### YOUR ASSIGNMENT
Would you write out all of the data exactly as it appears below?

### Items listed in a dataset

= Beginning of Section =

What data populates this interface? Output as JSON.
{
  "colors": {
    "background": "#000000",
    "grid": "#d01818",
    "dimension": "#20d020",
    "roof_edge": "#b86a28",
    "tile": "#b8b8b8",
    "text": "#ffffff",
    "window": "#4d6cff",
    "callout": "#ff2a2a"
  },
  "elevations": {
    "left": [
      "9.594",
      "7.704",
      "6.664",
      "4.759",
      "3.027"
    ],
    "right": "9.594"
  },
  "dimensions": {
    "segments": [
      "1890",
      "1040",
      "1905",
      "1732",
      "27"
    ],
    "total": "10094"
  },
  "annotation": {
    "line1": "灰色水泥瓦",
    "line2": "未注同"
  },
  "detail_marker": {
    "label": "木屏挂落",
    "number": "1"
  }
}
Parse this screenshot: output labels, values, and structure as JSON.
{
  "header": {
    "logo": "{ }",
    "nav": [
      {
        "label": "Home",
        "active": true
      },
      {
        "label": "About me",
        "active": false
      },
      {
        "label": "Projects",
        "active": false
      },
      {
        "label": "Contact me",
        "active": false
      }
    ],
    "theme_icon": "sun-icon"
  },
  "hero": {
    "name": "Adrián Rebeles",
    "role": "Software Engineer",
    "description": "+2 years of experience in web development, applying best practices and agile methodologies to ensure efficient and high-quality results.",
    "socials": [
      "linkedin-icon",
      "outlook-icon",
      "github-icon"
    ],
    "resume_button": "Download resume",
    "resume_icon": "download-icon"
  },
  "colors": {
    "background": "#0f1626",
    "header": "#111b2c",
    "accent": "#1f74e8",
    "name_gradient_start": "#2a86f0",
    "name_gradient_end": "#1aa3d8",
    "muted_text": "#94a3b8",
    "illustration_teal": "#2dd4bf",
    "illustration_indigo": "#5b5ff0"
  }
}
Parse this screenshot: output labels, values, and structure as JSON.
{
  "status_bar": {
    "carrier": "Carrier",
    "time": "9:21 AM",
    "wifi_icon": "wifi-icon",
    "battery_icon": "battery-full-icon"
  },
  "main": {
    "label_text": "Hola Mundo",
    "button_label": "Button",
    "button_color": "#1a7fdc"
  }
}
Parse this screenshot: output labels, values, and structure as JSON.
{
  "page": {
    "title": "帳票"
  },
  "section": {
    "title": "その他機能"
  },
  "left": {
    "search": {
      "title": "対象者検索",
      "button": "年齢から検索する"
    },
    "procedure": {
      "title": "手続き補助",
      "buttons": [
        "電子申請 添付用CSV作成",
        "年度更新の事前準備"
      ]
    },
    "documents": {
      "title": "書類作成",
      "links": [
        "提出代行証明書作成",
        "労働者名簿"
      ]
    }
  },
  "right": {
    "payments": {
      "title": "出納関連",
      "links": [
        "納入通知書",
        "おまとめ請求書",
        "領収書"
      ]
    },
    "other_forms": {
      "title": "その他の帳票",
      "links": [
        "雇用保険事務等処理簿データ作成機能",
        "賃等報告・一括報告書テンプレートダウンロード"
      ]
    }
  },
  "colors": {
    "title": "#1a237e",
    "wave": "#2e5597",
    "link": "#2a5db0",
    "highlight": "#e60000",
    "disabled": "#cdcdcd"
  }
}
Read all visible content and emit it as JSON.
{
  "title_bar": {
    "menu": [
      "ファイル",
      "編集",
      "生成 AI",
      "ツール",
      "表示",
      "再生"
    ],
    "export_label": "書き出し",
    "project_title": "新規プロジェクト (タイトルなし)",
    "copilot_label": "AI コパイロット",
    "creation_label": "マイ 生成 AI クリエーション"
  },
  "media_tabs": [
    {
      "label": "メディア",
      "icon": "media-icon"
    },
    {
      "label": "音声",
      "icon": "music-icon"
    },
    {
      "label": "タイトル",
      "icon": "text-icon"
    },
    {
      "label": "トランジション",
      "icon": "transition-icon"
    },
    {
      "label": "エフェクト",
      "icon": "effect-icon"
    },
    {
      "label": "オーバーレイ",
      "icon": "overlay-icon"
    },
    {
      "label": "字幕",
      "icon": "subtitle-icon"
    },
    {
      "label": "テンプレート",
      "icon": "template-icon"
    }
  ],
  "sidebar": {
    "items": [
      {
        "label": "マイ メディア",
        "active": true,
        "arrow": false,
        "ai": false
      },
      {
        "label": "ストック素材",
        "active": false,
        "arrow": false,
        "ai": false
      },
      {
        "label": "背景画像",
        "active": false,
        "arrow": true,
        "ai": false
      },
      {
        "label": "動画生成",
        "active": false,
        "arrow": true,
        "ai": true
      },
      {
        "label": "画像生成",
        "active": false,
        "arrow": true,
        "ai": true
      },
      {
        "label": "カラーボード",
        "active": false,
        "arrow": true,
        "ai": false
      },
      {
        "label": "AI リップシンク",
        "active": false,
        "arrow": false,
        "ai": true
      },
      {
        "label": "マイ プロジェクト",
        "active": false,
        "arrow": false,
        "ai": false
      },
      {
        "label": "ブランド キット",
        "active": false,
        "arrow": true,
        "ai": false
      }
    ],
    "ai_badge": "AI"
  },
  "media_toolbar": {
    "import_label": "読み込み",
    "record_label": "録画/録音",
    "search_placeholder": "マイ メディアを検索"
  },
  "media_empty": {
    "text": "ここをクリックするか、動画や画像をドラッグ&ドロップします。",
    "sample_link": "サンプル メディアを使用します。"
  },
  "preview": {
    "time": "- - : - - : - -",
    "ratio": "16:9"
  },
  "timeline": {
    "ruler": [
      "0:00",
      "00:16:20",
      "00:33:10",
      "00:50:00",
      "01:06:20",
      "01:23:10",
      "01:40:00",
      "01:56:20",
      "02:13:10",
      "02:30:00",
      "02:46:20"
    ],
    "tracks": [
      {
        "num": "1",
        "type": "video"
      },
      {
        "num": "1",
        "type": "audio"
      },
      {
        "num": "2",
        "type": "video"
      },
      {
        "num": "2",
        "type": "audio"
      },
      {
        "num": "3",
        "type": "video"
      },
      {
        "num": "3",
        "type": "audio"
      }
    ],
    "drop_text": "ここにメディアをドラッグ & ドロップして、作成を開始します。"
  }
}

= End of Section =

### WRITTEN ANSWER
What data populates this interface? Output as JSON.
{
  "colors": {
    "background": "#000000",
    "grid": "#d01818",
    "dimension": "#20d020",
    "roof_edge": "#b86a28",
    "tile": "#b8b8b8",
    "text": "#ffffff",
    "window": "#4d6cff",
    "callout": "#ff2a2a"
  },
  "elevations": {
    "left": [
      "9.594",
      "7.704",
      "6.664",
      "4.759",
      "3.027"
    ],
    "right": "9.594"
  },
  "dimensions": {
    "segments": [
      "1890",
      "1040",
      "1905",
      "1732",
      "27"
    ],
    "total": "10094"
  },
  "annotation": {
    "line1": "灰色水泥瓦",
    "line2": "未注同"
  },
  "detail_marker": {
    "label": "木屏挂落",
    "number": "1"
  }
}
Parse this screenshot: output labels, values, and structure as JSON.
{
  "header": {
    "logo": "{ }",
    "nav": [
      {
        "label": "Home",
        "active": true
      },
      {
        "label": "About me",
        "active": false
      },
      {
        "label": "Projects",
        "active": false
      },
      {
        "label": "Contact me",
        "active": false
      }
    ],
    "theme_icon": "sun-icon"
  },
  "hero": {
    "name": "Adrián Rebeles",
    "role": "Software Engineer",
    "description": "+2 years of experience in web development, applying best practices and agile methodologies to ensure efficient and high-quality results.",
    "socials": [
      "linkedin-icon",
      "outlook-icon",
      "github-icon"
    ],
    "resume_button": "Download resume",
    "resume_icon": "download-icon"
  },
  "colors": {
    "background": "#0f1626",
    "header": "#111b2c",
    "accent": "#1f74e8",
    "name_gradient_start": "#2a86f0",
    "name_gradient_end": "#1aa3d8",
    "muted_text": "#94a3b8",
    "illustration_teal": "#2dd4bf",
    "illustration_indigo": "#5b5ff0"
  }
}
Parse this screenshot: output labels, values, and structure as JSON.
{
  "status_bar": {
    "carrier": "Carrier",
    "time": "9:21 AM",
    "wifi_icon": "wifi-icon",
    "battery_icon": "battery-full-icon"
  },
  "main": {
    "label_text": "Hola Mundo",
    "button_label": "Button",
    "button_color": "#1a7fdc"
  }
}
Parse this screenshot: output labels, values, and structure as JSON.
{
  "page": {
    "title": "帳票"
  },
  "section": {
    "title": "その他機能"
  },
  "left": {
    "search": {
      "title": "対象者検索",
      "button": "年齢から検索する"
    },
    "procedure": {
      "title": "手続き補助",
      "buttons": [
        "電子申請 添付用CSV作成",
        "年度更新の事前準備"
      ]
    },
    "documents": {
      "title": "書類作成",
      "links": [
        "提出代行証明書作成",
        "労働者名簿"
      ]
    }
  },
  "right": {
    "payments": {
      "title": "出納関連",
      "links": [
        "納入通知書",
        "おまとめ請求書",
        "領収書"
      ]
    },
    "other_forms": {
      "title": "その他の帳票",
      "links": [
        "雇用保険事務等処理簿データ作成機能",
        "賃等報告・一括報告書テンプレートダウンロード"
      ]
    }
  },
  "colors": {
    "title": "#1a237e",
    "wave": "#2e5597",
    "link": "#2a5db0",
    "highlight": "#e60000",
    "disabled": "#cdcdcd"
  }
}
Read all visible content and emit it as JSON.
{
  "title_bar": {
    "menu": [
      "ファイル",
      "編集",
      "生成 AI",
      "ツール",
      "表示",
      "再生"
    ],
    "export_label": "書き出し",
    "project_title": "新規プロジェクト (タイトルなし)",
    "copilot_label": "AI コパイロット",
    "creation_label": "マイ 生成 AI クリエーション"
  },
  "media_tabs": [
    {
      "label": "メディア",
      "icon": "media-icon"
    },
    {
      "label": "音声",
      "icon": "music-icon"
    },
    {
      "label": "タイトル",
      "icon": "text-icon"
    },
    {
      "label": "トランジション",
      "icon": "transition-icon"
    },
    {
      "label": "エフェクト",
      "icon": "effect-icon"
    },
    {
      "label": "オーバーレイ",
      "icon": "overlay-icon"
    },
    {
      "label": "字幕",
      "icon": "subtitle-icon"
    },
    {
      "label": "テンプレート",
      "icon": "template-icon"
    }
  ],
  "sidebar": {
    "items": [
      {
        "label": "マイ メディア",
        "active": true,
        "arrow": false,
        "ai": false
      },
      {
        "label": "ストック素材",
        "active": false,
        "arrow": false,
        "ai": false
      },
      {
        "label": "背景画像",
        "active": false,
        "arrow": true,
        "ai": false
      },
      {
        "label": "動画生成",
        "active": false,
        "arrow": true,
        "ai": true
      },
      {
        "label": "画像生成",
        "active": false,
        "arrow": true,
        "ai": true
      },
      {
        "label": "カラーボード",
        "active": false,
        "arrow": true,
        "ai": false
      },
      {
        "label": "AI リップシンク",
        "active": false,
        "arrow": false,
        "ai": true
      },
      {
        "label": "マイ プロジェクト",
        "active": false,
        "arrow": false,
        "ai": false
      },
      {
        "label": "ブランド キット",
        "active": false,
        "arrow": true,
        "ai": false
      }
    ],
    "ai_badge": "AI"
  },
  "media_toolbar": {
    "import_label": "読み込み",
    "record_label": "録画/録音",
    "search_placeholder": "マイ メディアを検索"
  },
  "media_empty": {
    "text": "ここをクリックするか、動画や画像をドラッグ&ドロップします。",
    "sample_link": "サンプル メディアを使用します。"
  },
  "preview": {
    "time": "- - : - - : - -",
    "ratio": "16:9"
  },
  "timeline": {
    "ruler": [
      "0:00",
      "00:16:20",
      "00:33:10",
      "00:50:00",
      "01:06:20",
      "01:23:10",
      "01:40:00",
      "01:56:20",
      "02:13:10",
      "02:30:00",
      "02:46:20"
    ],
    "tracks": [
      {
        "num": "1",
        "type": "video"
      },
      {
        "num": "1",
        "type": "audio"
      },
      {
        "num": "2",
        "type": "video"
      },
      {
        "num": "2",
        "type": "audio"
      },
      {
        "num": "3",
        "type": "video"
      },
      {
        "num": "3",
        "type": "audio"
      }
    ],
    "drop_text": "ここにメディアをドラッグ & ドロップして、作成を開始します。"
  }
}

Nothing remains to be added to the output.